Problem statement>
Print each entry as it appears. Images stay out of the copy.

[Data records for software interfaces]
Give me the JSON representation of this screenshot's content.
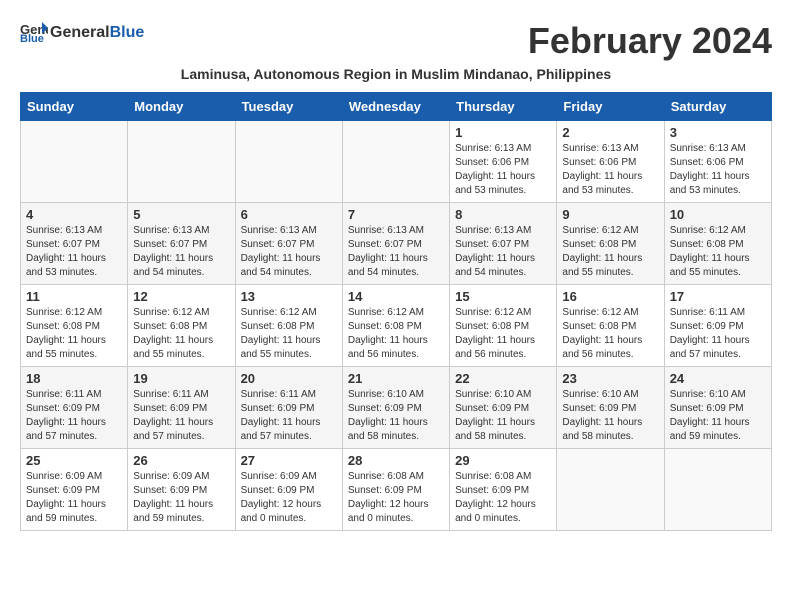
{
  "header": {
    "logo_general": "General",
    "logo_blue": "Blue",
    "month_title": "February 2024",
    "location": "Laminusa, Autonomous Region in Muslim Mindanao, Philippines"
  },
  "days_of_week": [
    "Sunday",
    "Monday",
    "Tuesday",
    "Wednesday",
    "Thursday",
    "Friday",
    "Saturday"
  ],
  "weeks": [
    [
      {
        "day": "",
        "info": ""
      },
      {
        "day": "",
        "info": ""
      },
      {
        "day": "",
        "info": ""
      },
      {
        "day": "",
        "info": ""
      },
      {
        "day": "1",
        "info": "Sunrise: 6:13 AM\nSunset: 6:06 PM\nDaylight: 11 hours\nand 53 minutes."
      },
      {
        "day": "2",
        "info": "Sunrise: 6:13 AM\nSunset: 6:06 PM\nDaylight: 11 hours\nand 53 minutes."
      },
      {
        "day": "3",
        "info": "Sunrise: 6:13 AM\nSunset: 6:06 PM\nDaylight: 11 hours\nand 53 minutes."
      }
    ],
    [
      {
        "day": "4",
        "info": "Sunrise: 6:13 AM\nSunset: 6:07 PM\nDaylight: 11 hours\nand 53 minutes."
      },
      {
        "day": "5",
        "info": "Sunrise: 6:13 AM\nSunset: 6:07 PM\nDaylight: 11 hours\nand 54 minutes."
      },
      {
        "day": "6",
        "info": "Sunrise: 6:13 AM\nSunset: 6:07 PM\nDaylight: 11 hours\nand 54 minutes."
      },
      {
        "day": "7",
        "info": "Sunrise: 6:13 AM\nSunset: 6:07 PM\nDaylight: 11 hours\nand 54 minutes."
      },
      {
        "day": "8",
        "info": "Sunrise: 6:13 AM\nSunset: 6:07 PM\nDaylight: 11 hours\nand 54 minutes."
      },
      {
        "day": "9",
        "info": "Sunrise: 6:12 AM\nSunset: 6:08 PM\nDaylight: 11 hours\nand 55 minutes."
      },
      {
        "day": "10",
        "info": "Sunrise: 6:12 AM\nSunset: 6:08 PM\nDaylight: 11 hours\nand 55 minutes."
      }
    ],
    [
      {
        "day": "11",
        "info": "Sunrise: 6:12 AM\nSunset: 6:08 PM\nDaylight: 11 hours\nand 55 minutes."
      },
      {
        "day": "12",
        "info": "Sunrise: 6:12 AM\nSunset: 6:08 PM\nDaylight: 11 hours\nand 55 minutes."
      },
      {
        "day": "13",
        "info": "Sunrise: 6:12 AM\nSunset: 6:08 PM\nDaylight: 11 hours\nand 55 minutes."
      },
      {
        "day": "14",
        "info": "Sunrise: 6:12 AM\nSunset: 6:08 PM\nDaylight: 11 hours\nand 56 minutes."
      },
      {
        "day": "15",
        "info": "Sunrise: 6:12 AM\nSunset: 6:08 PM\nDaylight: 11 hours\nand 56 minutes."
      },
      {
        "day": "16",
        "info": "Sunrise: 6:12 AM\nSunset: 6:08 PM\nDaylight: 11 hours\nand 56 minutes."
      },
      {
        "day": "17",
        "info": "Sunrise: 6:11 AM\nSunset: 6:09 PM\nDaylight: 11 hours\nand 57 minutes."
      }
    ],
    [
      {
        "day": "18",
        "info": "Sunrise: 6:11 AM\nSunset: 6:09 PM\nDaylight: 11 hours\nand 57 minutes."
      },
      {
        "day": "19",
        "info": "Sunrise: 6:11 AM\nSunset: 6:09 PM\nDaylight: 11 hours\nand 57 minutes."
      },
      {
        "day": "20",
        "info": "Sunrise: 6:11 AM\nSunset: 6:09 PM\nDaylight: 11 hours\nand 57 minutes."
      },
      {
        "day": "21",
        "info": "Sunrise: 6:10 AM\nSunset: 6:09 PM\nDaylight: 11 hours\nand 58 minutes."
      },
      {
        "day": "22",
        "info": "Sunrise: 6:10 AM\nSunset: 6:09 PM\nDaylight: 11 hours\nand 58 minutes."
      },
      {
        "day": "23",
        "info": "Sunrise: 6:10 AM\nSunset: 6:09 PM\nDaylight: 11 hours\nand 58 minutes."
      },
      {
        "day": "24",
        "info": "Sunrise: 6:10 AM\nSunset: 6:09 PM\nDaylight: 11 hours\nand 59 minutes."
      }
    ],
    [
      {
        "day": "25",
        "info": "Sunrise: 6:09 AM\nSunset: 6:09 PM\nDaylight: 11 hours\nand 59 minutes."
      },
      {
        "day": "26",
        "info": "Sunrise: 6:09 AM\nSunset: 6:09 PM\nDaylight: 11 hours\nand 59 minutes."
      },
      {
        "day": "27",
        "info": "Sunrise: 6:09 AM\nSunset: 6:09 PM\nDaylight: 12 hours\nand 0 minutes."
      },
      {
        "day": "28",
        "info": "Sunrise: 6:08 AM\nSunset: 6:09 PM\nDaylight: 12 hours\nand 0 minutes."
      },
      {
        "day": "29",
        "info": "Sunrise: 6:08 AM\nSunset: 6:09 PM\nDaylight: 12 hours\nand 0 minutes."
      },
      {
        "day": "",
        "info": ""
      },
      {
        "day": "",
        "info": ""
      }
    ]
  ]
}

Reply>
Give me the JSON representation of this screenshot's content.
{
  "header": {
    "logo_general": "General",
    "logo_blue": "Blue",
    "month_title": "February 2024",
    "location": "Laminusa, Autonomous Region in Muslim Mindanao, Philippines"
  },
  "days_of_week": [
    "Sunday",
    "Monday",
    "Tuesday",
    "Wednesday",
    "Thursday",
    "Friday",
    "Saturday"
  ],
  "weeks": [
    [
      {
        "day": "",
        "info": ""
      },
      {
        "day": "",
        "info": ""
      },
      {
        "day": "",
        "info": ""
      },
      {
        "day": "",
        "info": ""
      },
      {
        "day": "1",
        "info": "Sunrise: 6:13 AM\nSunset: 6:06 PM\nDaylight: 11 hours\nand 53 minutes."
      },
      {
        "day": "2",
        "info": "Sunrise: 6:13 AM\nSunset: 6:06 PM\nDaylight: 11 hours\nand 53 minutes."
      },
      {
        "day": "3",
        "info": "Sunrise: 6:13 AM\nSunset: 6:06 PM\nDaylight: 11 hours\nand 53 minutes."
      }
    ],
    [
      {
        "day": "4",
        "info": "Sunrise: 6:13 AM\nSunset: 6:07 PM\nDaylight: 11 hours\nand 53 minutes."
      },
      {
        "day": "5",
        "info": "Sunrise: 6:13 AM\nSunset: 6:07 PM\nDaylight: 11 hours\nand 54 minutes."
      },
      {
        "day": "6",
        "info": "Sunrise: 6:13 AM\nSunset: 6:07 PM\nDaylight: 11 hours\nand 54 minutes."
      },
      {
        "day": "7",
        "info": "Sunrise: 6:13 AM\nSunset: 6:07 PM\nDaylight: 11 hours\nand 54 minutes."
      },
      {
        "day": "8",
        "info": "Sunrise: 6:13 AM\nSunset: 6:07 PM\nDaylight: 11 hours\nand 54 minutes."
      },
      {
        "day": "9",
        "info": "Sunrise: 6:12 AM\nSunset: 6:08 PM\nDaylight: 11 hours\nand 55 minutes."
      },
      {
        "day": "10",
        "info": "Sunrise: 6:12 AM\nSunset: 6:08 PM\nDaylight: 11 hours\nand 55 minutes."
      }
    ],
    [
      {
        "day": "11",
        "info": "Sunrise: 6:12 AM\nSunset: 6:08 PM\nDaylight: 11 hours\nand 55 minutes."
      },
      {
        "day": "12",
        "info": "Sunrise: 6:12 AM\nSunset: 6:08 PM\nDaylight: 11 hours\nand 55 minutes."
      },
      {
        "day": "13",
        "info": "Sunrise: 6:12 AM\nSunset: 6:08 PM\nDaylight: 11 hours\nand 55 minutes."
      },
      {
        "day": "14",
        "info": "Sunrise: 6:12 AM\nSunset: 6:08 PM\nDaylight: 11 hours\nand 56 minutes."
      },
      {
        "day": "15",
        "info": "Sunrise: 6:12 AM\nSunset: 6:08 PM\nDaylight: 11 hours\nand 56 minutes."
      },
      {
        "day": "16",
        "info": "Sunrise: 6:12 AM\nSunset: 6:08 PM\nDaylight: 11 hours\nand 56 minutes."
      },
      {
        "day": "17",
        "info": "Sunrise: 6:11 AM\nSunset: 6:09 PM\nDaylight: 11 hours\nand 57 minutes."
      }
    ],
    [
      {
        "day": "18",
        "info": "Sunrise: 6:11 AM\nSunset: 6:09 PM\nDaylight: 11 hours\nand 57 minutes."
      },
      {
        "day": "19",
        "info": "Sunrise: 6:11 AM\nSunset: 6:09 PM\nDaylight: 11 hours\nand 57 minutes."
      },
      {
        "day": "20",
        "info": "Sunrise: 6:11 AM\nSunset: 6:09 PM\nDaylight: 11 hours\nand 57 minutes."
      },
      {
        "day": "21",
        "info": "Sunrise: 6:10 AM\nSunset: 6:09 PM\nDaylight: 11 hours\nand 58 minutes."
      },
      {
        "day": "22",
        "info": "Sunrise: 6:10 AM\nSunset: 6:09 PM\nDaylight: 11 hours\nand 58 minutes."
      },
      {
        "day": "23",
        "info": "Sunrise: 6:10 AM\nSunset: 6:09 PM\nDaylight: 11 hours\nand 58 minutes."
      },
      {
        "day": "24",
        "info": "Sunrise: 6:10 AM\nSunset: 6:09 PM\nDaylight: 11 hours\nand 59 minutes."
      }
    ],
    [
      {
        "day": "25",
        "info": "Sunrise: 6:09 AM\nSunset: 6:09 PM\nDaylight: 11 hours\nand 59 minutes."
      },
      {
        "day": "26",
        "info": "Sunrise: 6:09 AM\nSunset: 6:09 PM\nDaylight: 11 hours\nand 59 minutes."
      },
      {
        "day": "27",
        "info": "Sunrise: 6:09 AM\nSunset: 6:09 PM\nDaylight: 12 hours\nand 0 minutes."
      },
      {
        "day": "28",
        "info": "Sunrise: 6:08 AM\nSunset: 6:09 PM\nDaylight: 12 hours\nand 0 minutes."
      },
      {
        "day": "29",
        "info": "Sunrise: 6:08 AM\nSunset: 6:09 PM\nDaylight: 12 hours\nand 0 minutes."
      },
      {
        "day": "",
        "info": ""
      },
      {
        "day": "",
        "info": ""
      }
    ]
  ]
}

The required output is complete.